2. Weaver contends that the trial court erred in refusing to order a mistrial based on certain comments by the state's attorney during closing argument having reference to a movie which had been televised the night before the offenses occurred, as well as a statement that an acquittal would have the effect of returning Weaver's knife to him to be used in a future offense. At the time the motion for mistrial was made, the trial court instructed the jury that there was no evidence of any movie and that they should disregard the state's attorney's comments in this regard. The trial court further instructed the jury that they must reach a verdict solely on the basis of the evidence
App. 91) JANUARY TERM, 1986. 93 presented and that arguments of counsel were not evidence. These latter instructions were reiterated during the final charge.
3. Weaver contends that the trial court's charge to the jury with regard to intent was unconstitutionally burden-shifting. The trial court's charge was not phrased in terms of a rebuttable presumption, as was the charge at issue in Francis v. Franklin, 471 U. S. ___ (105 SC 1965, 85 LE2d 344) (1985), but rather in terms of a permissive inference. Consequently, it was not unconstitutionally burden-shifting. Also, the trial court specifically instructed the jury that "[a] person will not be presumed to act with criminal intention" and further charged that intent was an essential element which the state was required to prove beyond a reasonable doubt. Accordingly, this enumeration of error is without merit. Accord Lingerfelt v. State, 255 Ga. 180 (4) (336 SE2d 250) (1985)
; Heard v. State, 175 Ga. App. 793 (334 SE2d 374) (1985)

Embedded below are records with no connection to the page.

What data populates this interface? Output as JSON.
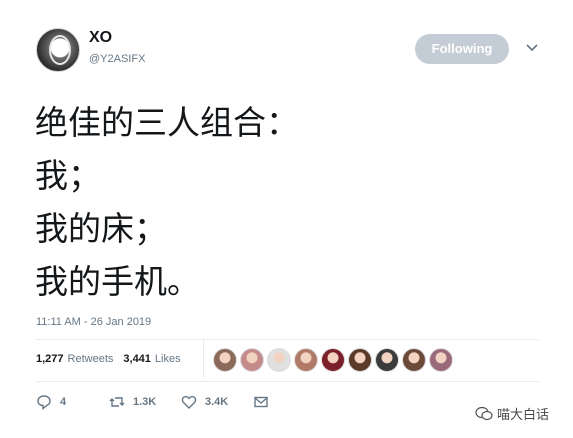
{
  "author": {
    "name": "XO",
    "handle": "@Y2ASIFX"
  },
  "follow_button_label": "Following",
  "tweet": {
    "lines": [
      "绝佳的三人组合：",
      "我；",
      "我的床；",
      "我的手机。"
    ],
    "timestamp": "11:11 AM - 26 Jan 2019"
  },
  "stats": {
    "retweets_count": "1,277",
    "retweets_label": "Retweets",
    "likes_count": "3,441",
    "likes_label": "Likes"
  },
  "liker_avatar_colors": [
    "#8a6a5a",
    "#c58b8b",
    "#e0e0e0",
    "#b07a66",
    "#7b1f2a",
    "#5a3a2a",
    "#3b3b3b",
    "#6b4a3a",
    "#9a6a7a"
  ],
  "actions": {
    "replies": "4",
    "retweets": "1.3K",
    "likes": "3.4K"
  },
  "watermark": {
    "text": "喵大白话"
  },
  "icons": [
    "chevron-down-icon",
    "reply-icon",
    "retweet-icon",
    "like-icon",
    "message-icon",
    "wechat-icon"
  ]
}
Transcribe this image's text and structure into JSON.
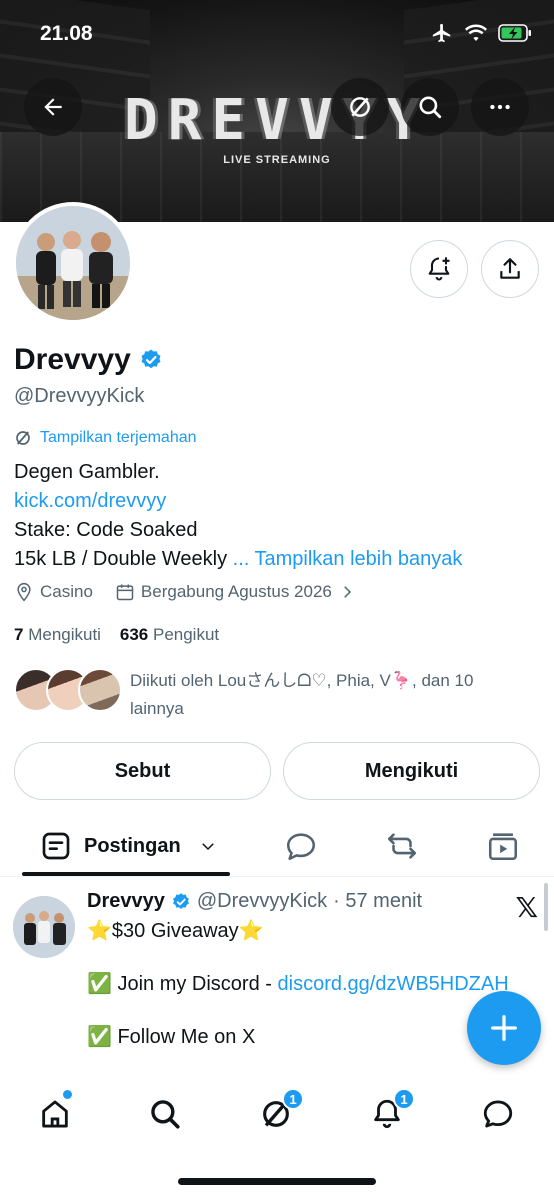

4. Weaver contends that the trial court erred in denying his motion for a directed verdict of acquittal with respect to the charges of aggravated assault, false imprisonment, and possession of a knife during the commission of a felony, on the ground that these offenses merged with the crime of rape.
By enacting OCGA 16-11-106
, the Legislature has expressly ordained that the possession of a firearm or knife during the commission of a felony "against or involving the person of another" shall be considered a separate offense from the underlying felony. See Wiley v. State, 250 Ga. 343 (6) (296 SE2d 714) (1982)
; Wilson v. Zant, 249 Ga. 373 (2) (290 SE2d 442) (1982)
. Accordingly, the trial court did not err in refusing to grant a directed verdict of acquittal as to the charge of possession of a knife during the commission of a felony.
The only aggravated assault shown by the evidence, however, was that by which the commission of the rape was effected. Similarly, the only evidence of an unlawful detention was that used to prove the commission of the rape. Where the state "uses up" all the evidence that the defendant committed one crime in establishing another crime, the former crime must be deemed included in the latter as a matter of fact. See Haynes v. State, 249 Ga. 119 (2) (288 SE2d 185) (1982)
. After carefully considering the evidence adduced in the present case, we find that the offenses of aggravated assault and false imprisonment were included in the crime of rape as a matter of fact. An accused generally may not be convicted of multiple offenses arising from precisely the same conduct. See Luke v. State, 171 Ga. App. 201 (2) (318 SE2d 833) (1984)
. Accordingly, the convictions of aggravate assault and false imprisonment must be vacated.
Roger G. Queen, District Attorney, for appellee.